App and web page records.

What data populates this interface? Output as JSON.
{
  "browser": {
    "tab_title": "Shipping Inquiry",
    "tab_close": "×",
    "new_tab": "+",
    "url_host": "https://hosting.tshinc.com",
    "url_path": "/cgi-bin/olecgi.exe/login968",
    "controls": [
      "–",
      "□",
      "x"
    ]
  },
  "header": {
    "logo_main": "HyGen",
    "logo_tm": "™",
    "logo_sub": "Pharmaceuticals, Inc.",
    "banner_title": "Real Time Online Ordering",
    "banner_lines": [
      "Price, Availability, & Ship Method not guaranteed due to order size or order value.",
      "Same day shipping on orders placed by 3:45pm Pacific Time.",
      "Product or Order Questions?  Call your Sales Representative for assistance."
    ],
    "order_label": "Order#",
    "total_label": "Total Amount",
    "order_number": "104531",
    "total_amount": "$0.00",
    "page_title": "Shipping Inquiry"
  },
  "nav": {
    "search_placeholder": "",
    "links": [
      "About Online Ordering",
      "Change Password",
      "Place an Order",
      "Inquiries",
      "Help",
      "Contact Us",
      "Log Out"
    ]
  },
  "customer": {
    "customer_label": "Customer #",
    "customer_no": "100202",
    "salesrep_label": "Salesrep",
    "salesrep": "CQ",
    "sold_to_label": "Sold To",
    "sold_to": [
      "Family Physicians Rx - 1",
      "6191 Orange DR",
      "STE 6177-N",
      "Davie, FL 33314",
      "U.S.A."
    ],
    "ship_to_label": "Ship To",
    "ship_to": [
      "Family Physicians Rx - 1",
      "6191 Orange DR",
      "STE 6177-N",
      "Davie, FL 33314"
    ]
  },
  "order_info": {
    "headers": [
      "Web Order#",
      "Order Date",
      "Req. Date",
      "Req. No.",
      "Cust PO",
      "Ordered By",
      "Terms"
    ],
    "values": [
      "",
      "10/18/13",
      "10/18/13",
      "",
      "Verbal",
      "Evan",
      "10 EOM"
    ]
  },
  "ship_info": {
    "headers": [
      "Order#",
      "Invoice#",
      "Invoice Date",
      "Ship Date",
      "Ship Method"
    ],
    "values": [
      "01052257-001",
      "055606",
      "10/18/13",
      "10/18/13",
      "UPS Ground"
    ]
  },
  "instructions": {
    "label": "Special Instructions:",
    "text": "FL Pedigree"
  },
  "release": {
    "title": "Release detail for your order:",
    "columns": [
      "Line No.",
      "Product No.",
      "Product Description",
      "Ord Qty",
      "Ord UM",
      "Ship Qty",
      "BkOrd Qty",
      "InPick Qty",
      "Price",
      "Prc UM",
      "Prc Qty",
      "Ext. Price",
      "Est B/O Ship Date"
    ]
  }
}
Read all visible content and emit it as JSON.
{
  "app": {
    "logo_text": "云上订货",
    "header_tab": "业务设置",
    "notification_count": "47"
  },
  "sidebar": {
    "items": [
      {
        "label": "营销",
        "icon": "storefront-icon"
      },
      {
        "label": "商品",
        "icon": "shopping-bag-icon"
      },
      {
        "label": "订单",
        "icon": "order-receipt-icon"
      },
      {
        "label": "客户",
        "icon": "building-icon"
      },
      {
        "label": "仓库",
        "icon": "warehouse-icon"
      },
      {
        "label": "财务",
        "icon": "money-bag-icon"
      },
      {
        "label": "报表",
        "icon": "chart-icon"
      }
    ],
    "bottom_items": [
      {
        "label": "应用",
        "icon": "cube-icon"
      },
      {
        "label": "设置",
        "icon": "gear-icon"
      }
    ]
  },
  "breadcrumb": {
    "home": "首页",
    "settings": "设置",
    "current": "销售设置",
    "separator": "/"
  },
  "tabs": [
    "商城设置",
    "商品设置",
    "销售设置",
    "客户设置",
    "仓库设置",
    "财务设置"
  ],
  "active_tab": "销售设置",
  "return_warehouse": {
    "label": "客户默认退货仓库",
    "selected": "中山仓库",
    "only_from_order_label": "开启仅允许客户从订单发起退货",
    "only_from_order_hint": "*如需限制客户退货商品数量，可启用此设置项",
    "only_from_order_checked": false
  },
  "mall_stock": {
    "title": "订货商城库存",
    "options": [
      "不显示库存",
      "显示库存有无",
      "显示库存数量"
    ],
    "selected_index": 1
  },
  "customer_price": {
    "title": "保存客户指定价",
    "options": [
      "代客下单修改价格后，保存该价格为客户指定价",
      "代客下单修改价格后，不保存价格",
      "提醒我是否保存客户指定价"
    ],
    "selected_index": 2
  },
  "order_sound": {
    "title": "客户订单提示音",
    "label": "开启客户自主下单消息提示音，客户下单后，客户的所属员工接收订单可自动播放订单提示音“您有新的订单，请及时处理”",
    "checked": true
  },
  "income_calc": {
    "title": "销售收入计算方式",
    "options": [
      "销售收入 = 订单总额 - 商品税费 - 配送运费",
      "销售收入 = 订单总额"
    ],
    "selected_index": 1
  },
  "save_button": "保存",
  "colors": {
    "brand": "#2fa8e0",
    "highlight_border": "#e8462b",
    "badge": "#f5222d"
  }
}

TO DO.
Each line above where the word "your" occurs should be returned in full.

TASK SOLUTION.
      "Product or Order Questions?  Call your Sales Representative for assistance."
    "title": "Release detail for your order:",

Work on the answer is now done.